‘She’s a thinker,’ said P to the workshop leader, H, as I slid the tail of my colour brush under a section of hair and began applying another swab of colour to the roots.
‘Sometimes I think too much,’ I said, not taking my eyes off my task. H chuckled, watched for a bit longer, then moved on to observe another student.
P, H and I were at a colour workshop today, where I was applying my first colour to P’s hair. P is a friend of my Grandma’s who agreed to be my model for the day. Around us were the other students, who were practicing applying colour to mannequin heads. We’d been asked last week to try and arrange models. I had a bit of anxiety about not finding a colour model in time and P was the third person I’d asked. I was relieved when she agreed. It turned out that I was the only one with a model.
This morning, before P arrived to have her hair done, we had basic theory of colour application. I knew a little bit from my brief position as an apprentice at another salon, however at this college I haven’t officially done colour theory yet. But I took a lot of notes – you know from my about page and previous posts that I have a writing background, so writing is an effective way of processing information for me – and that helped me to assess P’s hair and provide her with a colour touch-up that would be close to what she wanted, but also suit her lifestyle and (because this was my first colour) be appropriate for my skill level. So with H’s help, we decided on a permanent colour on her roots to match her existing colour, and a semi-permanent to refresh and blend what was already there. This, we were told, is a very popular method for hair that has previous stress from chemicals and the environment – and in Australia, almost everyone has more stressed hair than almost anywhere else in the world (sun, salt, chlorine and hard water aside from the usual heat styling and chemical processes).
Once all the colour had been rinsed off, we applied a colour-locking treatment combined with a volumising treatment to give some extra oomph to P’s hair – something she said she was after, as well as a refreshed colour.
As I blow dried P’s hair, I began to see a golden glow on the hair shaft. I felt satisfaction when I saw that shine. This is what it’s like to do something for someone that should make them feel good, but also makes me feel good seeing the result I imagined. And seeing the smile on someone’s face when they feel good is a great reward.
The end result isn’t perfect. I’d be getting ahead of myself if I said that because: a) this is my very first colour job; and b) I don’t think I’ll ever think something of mine is perfect – where’s the progress once perfection is obtained?

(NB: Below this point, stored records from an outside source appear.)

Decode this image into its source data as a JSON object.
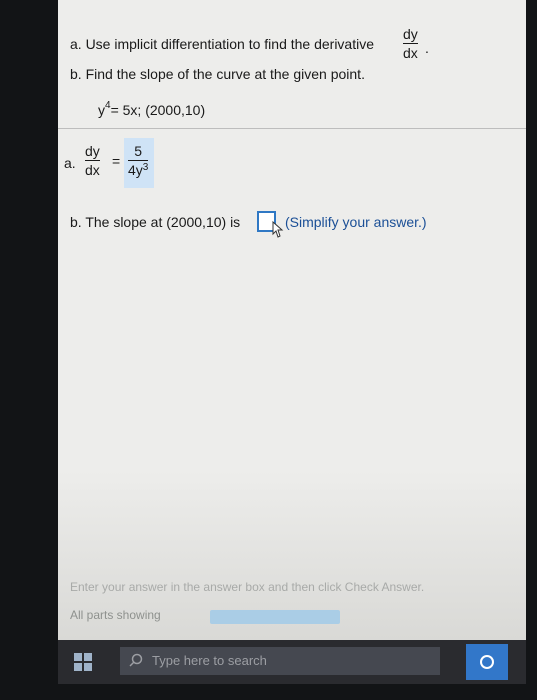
{
  "question": {
    "part_a_text": "a. Use implicit differentiation to find the derivative",
    "deriv_num": "dy",
    "deriv_den": "dx",
    "part_a_end": ".",
    "part_b_text": "b. Find the slope of the curve at the given point.",
    "equation_base": "y",
    "equation_exp": "4",
    "equation_rest": "= 5x; (2000,10)"
  },
  "answer_a": {
    "label": "a.",
    "lhs_num": "dy",
    "lhs_den": "dx",
    "equals": "=",
    "rhs_num": "5",
    "rhs_den_base": "4y",
    "rhs_den_exp": "3"
  },
  "answer_b": {
    "prefix": "b. The slope at (2000,10) is",
    "value": "",
    "hint": "(Simplify your answer.)"
  },
  "footer": {
    "instruction": "Enter your answer in the answer box and then click Check Answer.",
    "parts_label": "All parts showing",
    "progress": 1.0
  },
  "taskbar": {
    "search_placeholder": "Type here to search",
    "accent": "#3277c9"
  }
}
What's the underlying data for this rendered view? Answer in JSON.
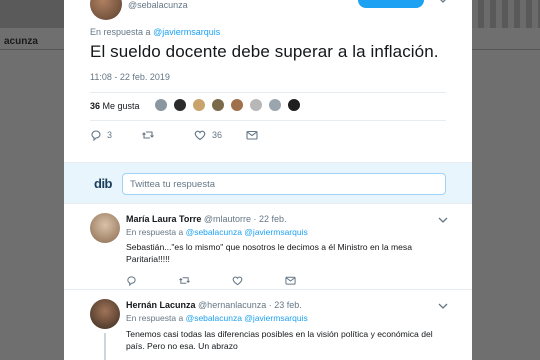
{
  "background": {
    "profile_name": "acunza"
  },
  "tweet": {
    "handle": "@sebalacunza",
    "follow_label": "",
    "reply_prefix": "En respuesta a",
    "reply_to": "@javiermsarquis",
    "text": "El sueldo docente debe superar a la inflación.",
    "timestamp": "11:08 - 22 feb. 2019",
    "likes_count": "36",
    "likes_label": "Me gusta",
    "reply_count": "3",
    "retweet_count": "",
    "like_count": "36"
  },
  "reply_box": {
    "logo_text": "dib",
    "placeholder": "Twittea tu respuesta"
  },
  "replies": [
    {
      "name": "María Laura Torre",
      "handle": "@mlautorre",
      "date": "· 22 feb.",
      "reply_prefix": "En respuesta a",
      "reply_to_1": "@sebalacunza",
      "reply_to_2": "@javiermsarquis",
      "body": "Sebastián...\"es lo mismo\" que nosotros le decimos a él Ministro en la mesa Paritaria!!!!!"
    },
    {
      "name": "Hernán Lacunza",
      "handle": "@hernanlacunza",
      "date": "· 23 feb.",
      "reply_prefix": "En respuesta a",
      "reply_to_1": "@sebalacunza",
      "reply_to_2": "@javiermsarquis",
      "body": "Tenemos casi todas las diferencias posibles en la visión política y económica del país. Pero no esa. Un abrazo"
    }
  ],
  "colors": {
    "accent": "#1da1f2",
    "secondary_text": "#657786",
    "primary_text": "#14171a",
    "reply_bg": "#e8f5fd"
  },
  "icons": [
    "reply-icon",
    "retweet-icon",
    "like-icon",
    "message-icon",
    "chevron-down-icon"
  ]
}
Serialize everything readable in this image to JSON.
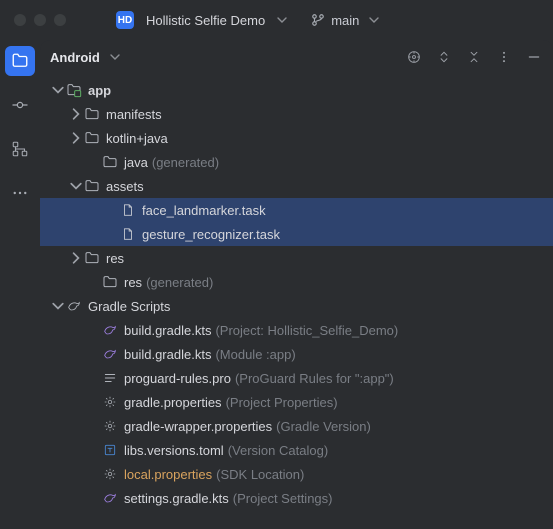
{
  "titlebar": {
    "project_initials": "HD",
    "project_name": "Hollistic Selfie Demo",
    "branch": "main"
  },
  "panel": {
    "title": "Android"
  },
  "tree": [
    {
      "depth": 0,
      "arrow": "down",
      "icon": "module",
      "label": "app",
      "bold": true
    },
    {
      "depth": 1,
      "arrow": "right",
      "icon": "folder",
      "label": "manifests"
    },
    {
      "depth": 1,
      "arrow": "right",
      "icon": "folder",
      "label": "kotlin+java"
    },
    {
      "depth": 2,
      "arrow": "none",
      "icon": "folder-gen",
      "label": "java",
      "hint": "(generated)"
    },
    {
      "depth": 1,
      "arrow": "down",
      "icon": "folder",
      "label": "assets"
    },
    {
      "depth": 3,
      "arrow": "none",
      "icon": "file",
      "label": "face_landmarker.task",
      "selected": true
    },
    {
      "depth": 3,
      "arrow": "none",
      "icon": "file",
      "label": "gesture_recognizer.task",
      "selected": true
    },
    {
      "depth": 1,
      "arrow": "right",
      "icon": "folder-res",
      "label": "res"
    },
    {
      "depth": 2,
      "arrow": "none",
      "icon": "folder-res",
      "label": "res",
      "hint": "(generated)"
    },
    {
      "depth": 0,
      "arrow": "down",
      "icon": "gradle",
      "label": "Gradle Scripts"
    },
    {
      "depth": 2,
      "arrow": "none",
      "icon": "kts",
      "label": "build.gradle.kts",
      "hint": "(Project: Hollistic_Selfie_Demo)"
    },
    {
      "depth": 2,
      "arrow": "none",
      "icon": "kts",
      "label": "build.gradle.kts",
      "hint": "(Module :app)"
    },
    {
      "depth": 2,
      "arrow": "none",
      "icon": "proguard",
      "label": "proguard-rules.pro",
      "hint": "(ProGuard Rules for \":app\")"
    },
    {
      "depth": 2,
      "arrow": "none",
      "icon": "gear",
      "label": "gradle.properties",
      "hint": "(Project Properties)"
    },
    {
      "depth": 2,
      "arrow": "none",
      "icon": "gear",
      "label": "gradle-wrapper.properties",
      "hint": "(Gradle Version)"
    },
    {
      "depth": 2,
      "arrow": "none",
      "icon": "toml",
      "label": "libs.versions.toml",
      "hint": "(Version Catalog)"
    },
    {
      "depth": 2,
      "arrow": "none",
      "icon": "gear",
      "label": "local.properties",
      "hint": "(SDK Location)",
      "warn": true
    },
    {
      "depth": 2,
      "arrow": "none",
      "icon": "kts",
      "label": "settings.gradle.kts",
      "hint": "(Project Settings)"
    }
  ]
}
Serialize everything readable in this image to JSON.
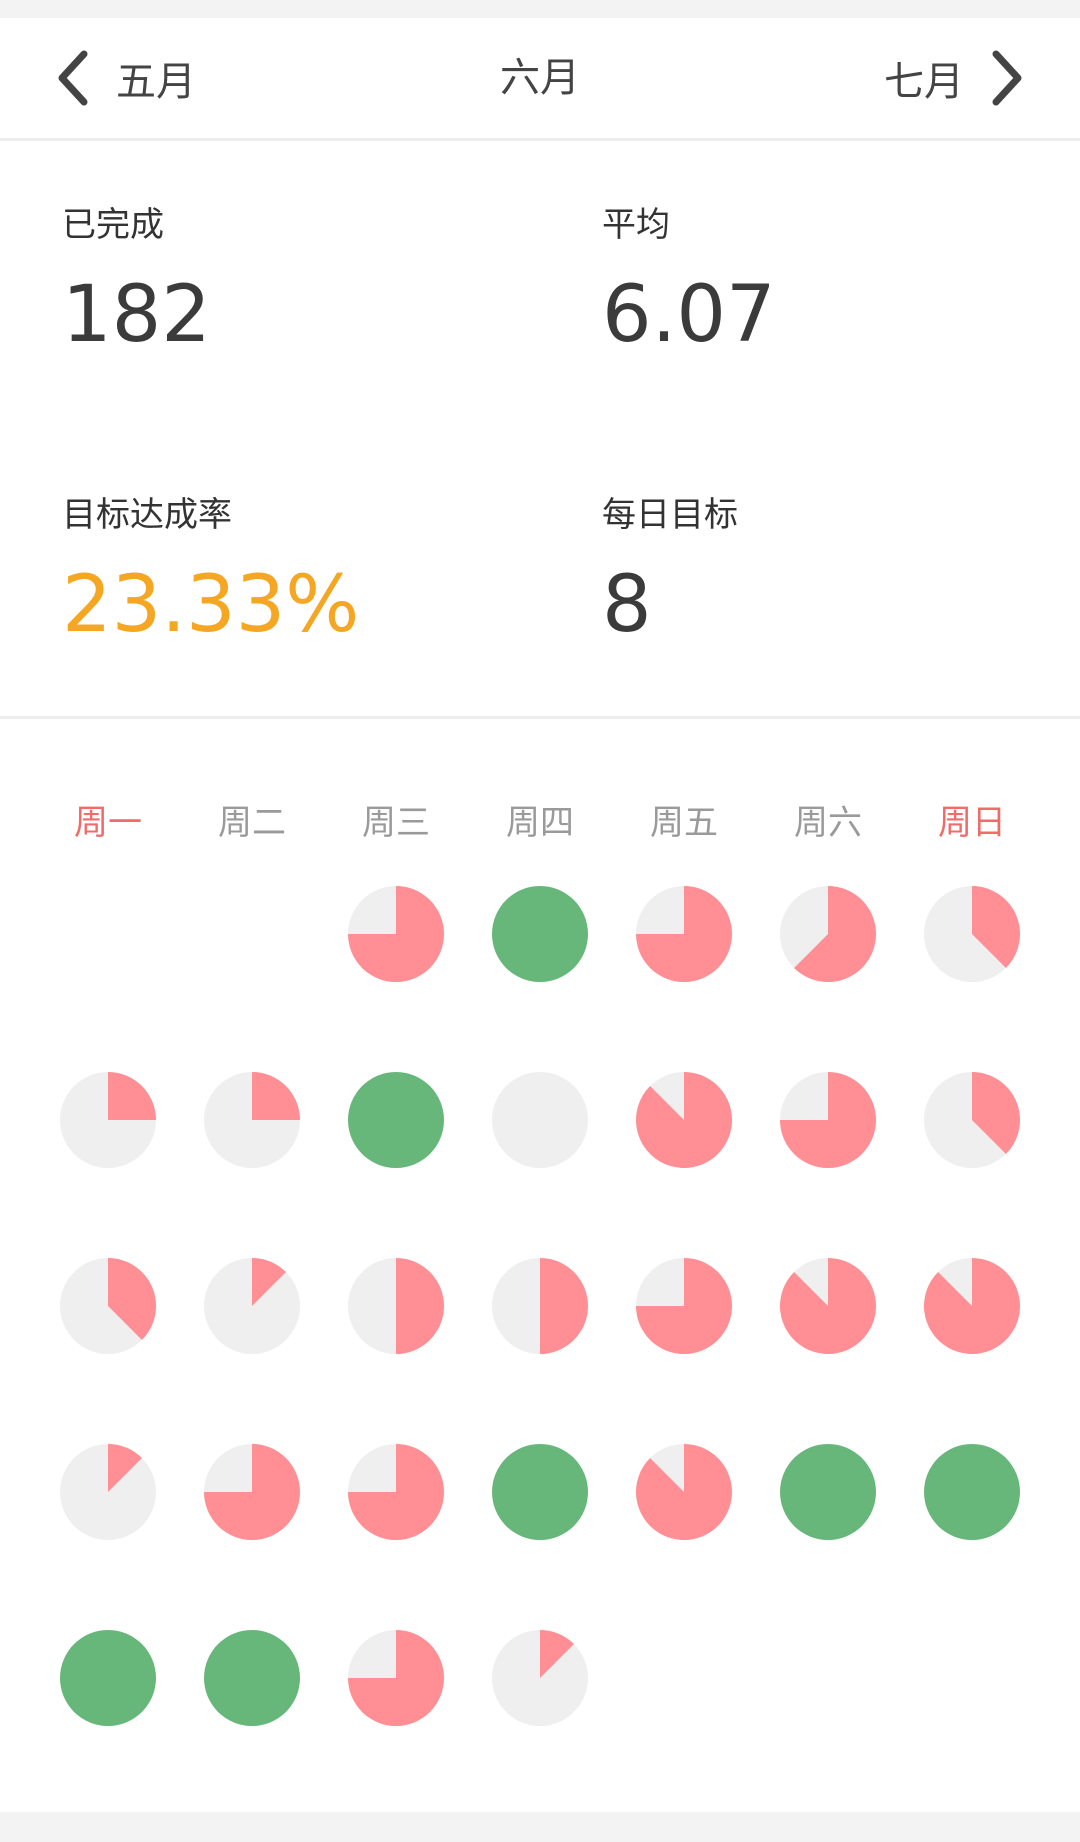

The most I’ll ever hope for is almost perfect.
Speaking of perfect/imperfect, my internet is being annoying and for some reason I can’t upload the picture 😦 but you can check it out on my Instagram.
Let me know about any exciting firsts you’ve had in the comments 🙂
Love and waves,